She was alone in the pub. Even after all this time, she still wore her armour and carried her sword. True, the armour wasn’t as polished as it had once been nor the sword as sharp. It couldn’t be helped. They were no longer being used regularly. She was no longer a knight.
Her majesty had cast her aside at the behest of the nobles. They had considered her too common and found her rise through the ranks unsettling.
Her majesty had been kind, granting her some small lands and enough wealth to live comfortably. It was hard to take comfort in that. She no longer had a purpose. She wasn’t even granted the right of seeing her majesty in person.
“Poor child. I see your exile from court weighs heavily on you.” She looked up. She recognised the noble. He was a Duke. He had been there when she was dismissed from duty. He had spoken on her behalf.
“It has been a trial,” she agreed.
“Of course it has,” he nodded. “You worked so hard to get your position. Only to have it so cruelly wrested from your grasp.”
She didn’t know what to say in response. She looked down at her drink.
She felt his hand on her shoulder and was contemplating breaking it when he caught her attention. “What would you say, if I could get your knighthood reinstated?”
She looked directly at him. “You have that power?”
“I will, and soon,” he said. “Come, walk with me.”
She did as he asked. He sounded confident and she had to take a chance, no matter how small, to regain her life.
He led her to the poorer area of town to a small Inn. It didn’t appear to be open for business. He knocked thrice and spoke in a clear voice. “Guide to the future and prosperity.”
The door creaked open. He led her inside and into the basement. There were two dozen other men gathered around. Many of them were part of aristocratic families. Some were knights she had trained. Why were they all meeting in a place like this?
“The time draws near,” The Duke informed them all. “Soon, we will take control of the palace. The Queen will find her head on a pike and I will become King. And then all our wishes will come true.”
There were murmurs of agreement. The former knight realised what she’d stumbled into. She listened as the Duke detailed his plan, including what he wanted her and the other gathered knights to do.
She decided she was done listening. She moved over to the staircase leading back up. She positioned herself firmly in front of it. Then she took a dagger from her boot and hurled it, deliberately missing the Duke by a very narrow margin.
“You speak of treason,” she stated, drawing her sword. “None of you will live to see it done.”
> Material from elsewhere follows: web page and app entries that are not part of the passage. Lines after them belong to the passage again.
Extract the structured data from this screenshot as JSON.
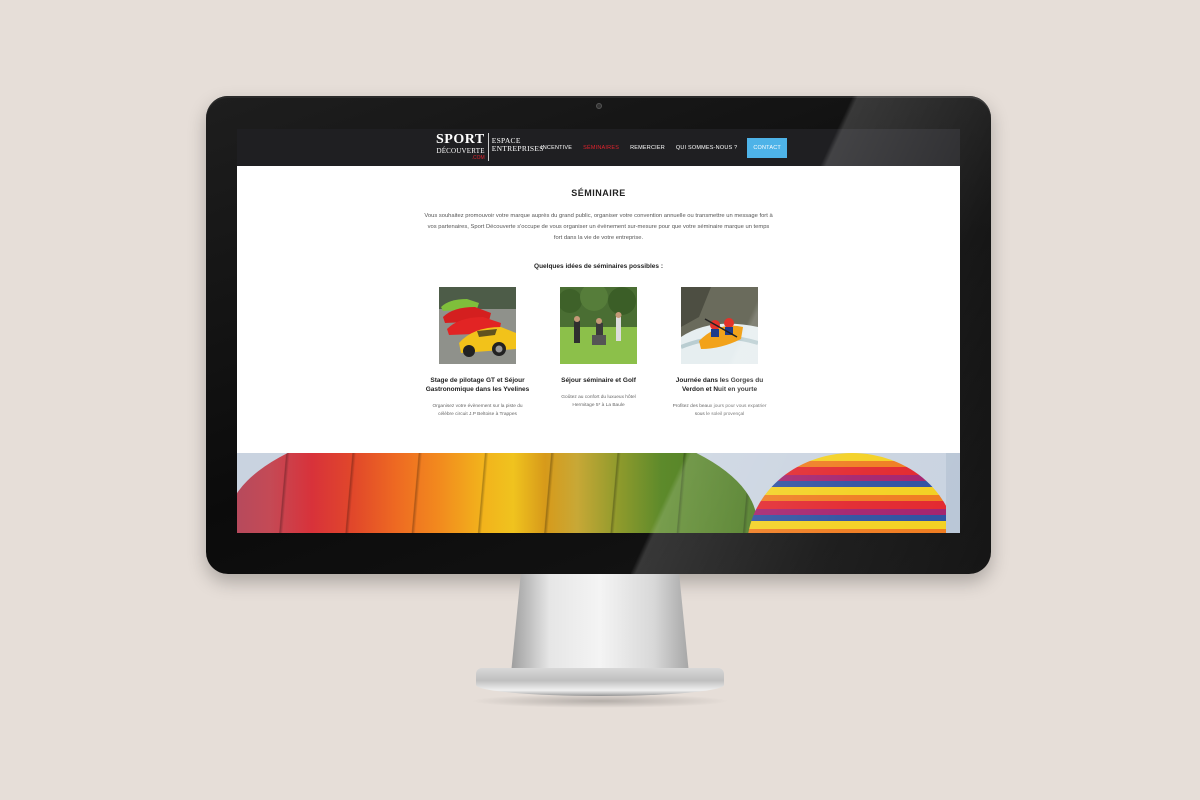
{
  "logo": {
    "sport": "SPORT",
    "decouverte": "DÉCOUVERTE",
    "tld": ".COM",
    "espace": "ESPACE",
    "entreprises": "ENTREPRISES"
  },
  "nav": {
    "items": [
      {
        "label": "INCENTIVE",
        "active": false
      },
      {
        "label": "SÉMINAIRES",
        "active": true
      },
      {
        "label": "REMERCIER",
        "active": false
      },
      {
        "label": "QUI SOMMES-NOUS ?",
        "active": false
      }
    ],
    "contact": "CONTACT",
    "active_color": "#e0232d",
    "contact_color": "#4eb3e8"
  },
  "main": {
    "title": "SÉMINAIRE",
    "intro": "Vous souhaitez promouvoir votre marque auprès du grand public, organiser votre convention annuelle ou transmettre un message fort à vos partenaires, Sport Découverte s'occupe de vous organiser un évènement sur-mesure pour que votre séminaire marque un temps fort dans la vie de votre entreprise.",
    "ideas_title": "Quelques idées de séminaires possibles :"
  },
  "cards": [
    {
      "title": "Stage de pilotage GT et Séjour Gastronomique dans les Yvelines",
      "desc": "Organisez votre évènement sur la piste du célèbre circuit J.P Beltoise à Trappes",
      "image": "sports-cars"
    },
    {
      "title": "Séjour séminaire et Golf",
      "desc": "Goûtez au confort du luxueux hôtel Hermitage 5* à La Baule",
      "image": "golf-players"
    },
    {
      "title": "Journée dans les Gorges du Verdon et Nuit en yourte",
      "desc": "Profitez des beaux jours pour vous expatrier sous le soleil provençal",
      "image": "rafting"
    }
  ],
  "banner": {
    "image": "hot-air-balloons"
  }
}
“A pity you weren’t more reasonable,” the Duke said, making an audible effort to sound composed. “Kill her!”
She stood her ground and fought. It wasn’t easy. They all surged towards her at once. An early stab in the left shoulder worked against her. A little later and a fierce swing across the stomach further slowed her.
She ignored the pain, ignored the blood. Even as further blows found their marks against her.
She had to keep fighting. Her majesty could not be allowed to fall to a ploy like this. After what felt like hours but was, in reality, only around thirty minutes, she propped herself up using her sword. It was chipped and cracked at that point. The Duke and one fat aristocrat were all that remained.
She forced herself on, putting them both to the sword. She knelt down, breathing heavily. Her sight was starting to go.
Guards rushed in, investigating the commotion. They found her bloodied amidst the corpses.
“Her majesty is safe…” She had more she wanted to say but she fell onto the floor. Her injuries had been more severe than she’d noticed. She did not survive.
The guards found the evidence of the plot against the Queen and put together, mostly accurately, what had happened.
The Queen was shocked to learn of the plot. Delighted that her knight had still been working on her behalf. Remorseful that she had mistreated her and devastated by her loss.
She ordered a marble statue be built for her knight in the hall of heroes and vowed never again to let the humble circumstances of a person’s birth blind her to the true nobility in their heart.